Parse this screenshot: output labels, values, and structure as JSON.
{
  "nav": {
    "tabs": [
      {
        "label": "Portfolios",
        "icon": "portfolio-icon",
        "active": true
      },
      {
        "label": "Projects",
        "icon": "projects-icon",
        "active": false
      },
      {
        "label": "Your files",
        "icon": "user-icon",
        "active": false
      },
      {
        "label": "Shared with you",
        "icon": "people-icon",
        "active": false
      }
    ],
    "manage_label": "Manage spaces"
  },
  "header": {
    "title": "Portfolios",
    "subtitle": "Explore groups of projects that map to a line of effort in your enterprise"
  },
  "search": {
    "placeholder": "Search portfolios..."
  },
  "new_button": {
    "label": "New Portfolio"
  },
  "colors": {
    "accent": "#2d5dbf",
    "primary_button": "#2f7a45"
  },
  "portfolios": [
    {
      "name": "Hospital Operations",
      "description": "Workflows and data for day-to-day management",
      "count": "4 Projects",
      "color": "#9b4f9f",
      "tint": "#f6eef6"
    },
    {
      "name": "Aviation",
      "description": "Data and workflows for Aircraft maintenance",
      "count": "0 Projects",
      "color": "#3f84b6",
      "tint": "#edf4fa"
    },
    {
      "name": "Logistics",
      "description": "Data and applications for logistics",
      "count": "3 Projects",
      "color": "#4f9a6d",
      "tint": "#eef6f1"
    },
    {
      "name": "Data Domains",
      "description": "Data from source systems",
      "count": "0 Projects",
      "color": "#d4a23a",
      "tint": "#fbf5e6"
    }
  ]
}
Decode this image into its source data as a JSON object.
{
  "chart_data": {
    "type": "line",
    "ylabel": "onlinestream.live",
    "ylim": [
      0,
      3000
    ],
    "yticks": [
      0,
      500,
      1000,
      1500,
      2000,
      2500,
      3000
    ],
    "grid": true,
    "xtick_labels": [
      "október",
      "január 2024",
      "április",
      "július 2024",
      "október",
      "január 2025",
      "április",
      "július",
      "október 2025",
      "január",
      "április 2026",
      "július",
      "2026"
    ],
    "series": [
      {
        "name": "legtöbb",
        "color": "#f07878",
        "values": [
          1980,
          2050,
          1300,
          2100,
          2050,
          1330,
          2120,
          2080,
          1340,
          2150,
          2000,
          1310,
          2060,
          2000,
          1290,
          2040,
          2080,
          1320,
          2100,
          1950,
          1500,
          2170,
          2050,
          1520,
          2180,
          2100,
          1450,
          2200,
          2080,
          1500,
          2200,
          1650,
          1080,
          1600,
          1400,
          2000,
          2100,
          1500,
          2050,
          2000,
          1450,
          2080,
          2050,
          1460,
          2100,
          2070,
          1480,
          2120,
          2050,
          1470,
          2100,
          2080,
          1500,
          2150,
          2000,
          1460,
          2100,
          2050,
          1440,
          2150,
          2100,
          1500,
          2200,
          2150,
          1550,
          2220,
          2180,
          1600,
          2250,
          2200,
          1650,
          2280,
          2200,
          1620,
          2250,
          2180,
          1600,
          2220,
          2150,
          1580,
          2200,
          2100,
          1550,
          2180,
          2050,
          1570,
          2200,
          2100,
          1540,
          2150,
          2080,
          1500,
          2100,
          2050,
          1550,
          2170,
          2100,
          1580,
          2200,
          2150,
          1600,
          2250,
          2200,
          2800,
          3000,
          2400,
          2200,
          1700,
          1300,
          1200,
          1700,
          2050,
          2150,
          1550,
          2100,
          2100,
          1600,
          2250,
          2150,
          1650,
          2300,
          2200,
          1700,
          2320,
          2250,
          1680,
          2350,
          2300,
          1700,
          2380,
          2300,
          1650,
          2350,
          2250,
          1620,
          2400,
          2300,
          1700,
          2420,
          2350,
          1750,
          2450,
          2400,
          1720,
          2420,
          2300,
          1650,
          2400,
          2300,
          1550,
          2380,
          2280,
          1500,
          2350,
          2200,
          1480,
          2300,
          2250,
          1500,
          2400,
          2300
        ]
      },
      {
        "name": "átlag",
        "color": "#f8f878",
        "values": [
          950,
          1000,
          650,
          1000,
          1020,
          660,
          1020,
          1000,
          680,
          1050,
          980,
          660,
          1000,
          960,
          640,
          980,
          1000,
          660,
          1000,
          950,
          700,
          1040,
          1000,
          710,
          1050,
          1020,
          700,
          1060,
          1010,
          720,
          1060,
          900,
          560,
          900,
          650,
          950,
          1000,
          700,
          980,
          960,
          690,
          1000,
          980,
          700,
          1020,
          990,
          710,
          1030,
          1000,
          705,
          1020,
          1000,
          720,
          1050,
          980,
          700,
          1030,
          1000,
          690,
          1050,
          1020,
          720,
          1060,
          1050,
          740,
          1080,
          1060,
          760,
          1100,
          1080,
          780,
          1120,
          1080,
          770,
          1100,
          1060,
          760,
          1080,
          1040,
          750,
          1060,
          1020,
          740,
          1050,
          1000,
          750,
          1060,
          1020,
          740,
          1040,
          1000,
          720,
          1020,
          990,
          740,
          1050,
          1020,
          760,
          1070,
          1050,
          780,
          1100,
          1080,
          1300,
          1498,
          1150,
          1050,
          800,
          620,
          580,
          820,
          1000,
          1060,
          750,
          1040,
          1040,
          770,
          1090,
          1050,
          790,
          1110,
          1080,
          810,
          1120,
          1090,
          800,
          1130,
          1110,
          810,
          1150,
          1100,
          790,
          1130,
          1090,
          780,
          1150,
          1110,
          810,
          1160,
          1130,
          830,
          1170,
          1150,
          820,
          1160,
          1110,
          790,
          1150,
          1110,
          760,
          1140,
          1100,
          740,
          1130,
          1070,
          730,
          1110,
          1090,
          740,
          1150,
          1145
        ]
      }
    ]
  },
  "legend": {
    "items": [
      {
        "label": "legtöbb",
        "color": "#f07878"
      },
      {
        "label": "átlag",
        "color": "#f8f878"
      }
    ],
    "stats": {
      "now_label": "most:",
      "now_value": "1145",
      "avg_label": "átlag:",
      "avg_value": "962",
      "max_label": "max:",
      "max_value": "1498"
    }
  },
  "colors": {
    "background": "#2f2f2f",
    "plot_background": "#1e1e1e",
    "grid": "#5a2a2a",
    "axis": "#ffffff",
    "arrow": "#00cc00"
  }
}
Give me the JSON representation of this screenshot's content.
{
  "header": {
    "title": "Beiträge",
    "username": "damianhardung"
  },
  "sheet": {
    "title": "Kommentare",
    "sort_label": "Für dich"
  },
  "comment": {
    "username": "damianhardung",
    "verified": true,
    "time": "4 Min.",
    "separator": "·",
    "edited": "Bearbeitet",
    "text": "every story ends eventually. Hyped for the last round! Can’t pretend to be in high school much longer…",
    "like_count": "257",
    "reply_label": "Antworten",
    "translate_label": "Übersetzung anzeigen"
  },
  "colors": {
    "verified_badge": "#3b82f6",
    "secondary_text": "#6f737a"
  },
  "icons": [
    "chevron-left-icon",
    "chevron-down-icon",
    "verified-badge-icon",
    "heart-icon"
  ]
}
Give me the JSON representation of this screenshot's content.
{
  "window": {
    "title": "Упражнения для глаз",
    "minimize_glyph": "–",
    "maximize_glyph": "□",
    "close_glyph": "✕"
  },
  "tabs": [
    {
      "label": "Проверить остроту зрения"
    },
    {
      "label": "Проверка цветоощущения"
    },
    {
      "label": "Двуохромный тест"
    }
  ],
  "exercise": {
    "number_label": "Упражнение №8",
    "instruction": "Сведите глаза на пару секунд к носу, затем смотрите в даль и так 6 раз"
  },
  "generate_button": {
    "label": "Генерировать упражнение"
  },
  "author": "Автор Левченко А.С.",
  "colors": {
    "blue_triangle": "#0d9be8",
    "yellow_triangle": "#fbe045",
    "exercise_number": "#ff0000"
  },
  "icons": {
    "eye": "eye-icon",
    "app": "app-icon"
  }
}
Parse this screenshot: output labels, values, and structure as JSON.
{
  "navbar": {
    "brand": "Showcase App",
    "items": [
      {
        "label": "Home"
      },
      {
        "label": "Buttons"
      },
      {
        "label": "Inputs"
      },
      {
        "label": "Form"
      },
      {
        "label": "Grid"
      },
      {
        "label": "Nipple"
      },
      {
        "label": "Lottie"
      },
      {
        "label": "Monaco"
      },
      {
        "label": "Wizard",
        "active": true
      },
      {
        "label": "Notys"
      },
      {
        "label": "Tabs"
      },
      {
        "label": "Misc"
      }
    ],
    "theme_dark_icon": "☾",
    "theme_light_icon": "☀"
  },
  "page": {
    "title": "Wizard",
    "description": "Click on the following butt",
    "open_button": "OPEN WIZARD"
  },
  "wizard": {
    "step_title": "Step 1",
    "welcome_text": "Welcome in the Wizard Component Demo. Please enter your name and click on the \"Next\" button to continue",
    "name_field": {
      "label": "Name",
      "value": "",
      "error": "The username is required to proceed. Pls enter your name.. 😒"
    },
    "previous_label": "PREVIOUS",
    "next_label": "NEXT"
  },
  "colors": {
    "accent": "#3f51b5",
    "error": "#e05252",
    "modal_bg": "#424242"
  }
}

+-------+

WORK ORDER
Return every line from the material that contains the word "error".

SOLUTION TO THIS EXERCISE
      "error": "The username is required to proceed. Pls enter your name.. 😒"
    "error": "#e05252",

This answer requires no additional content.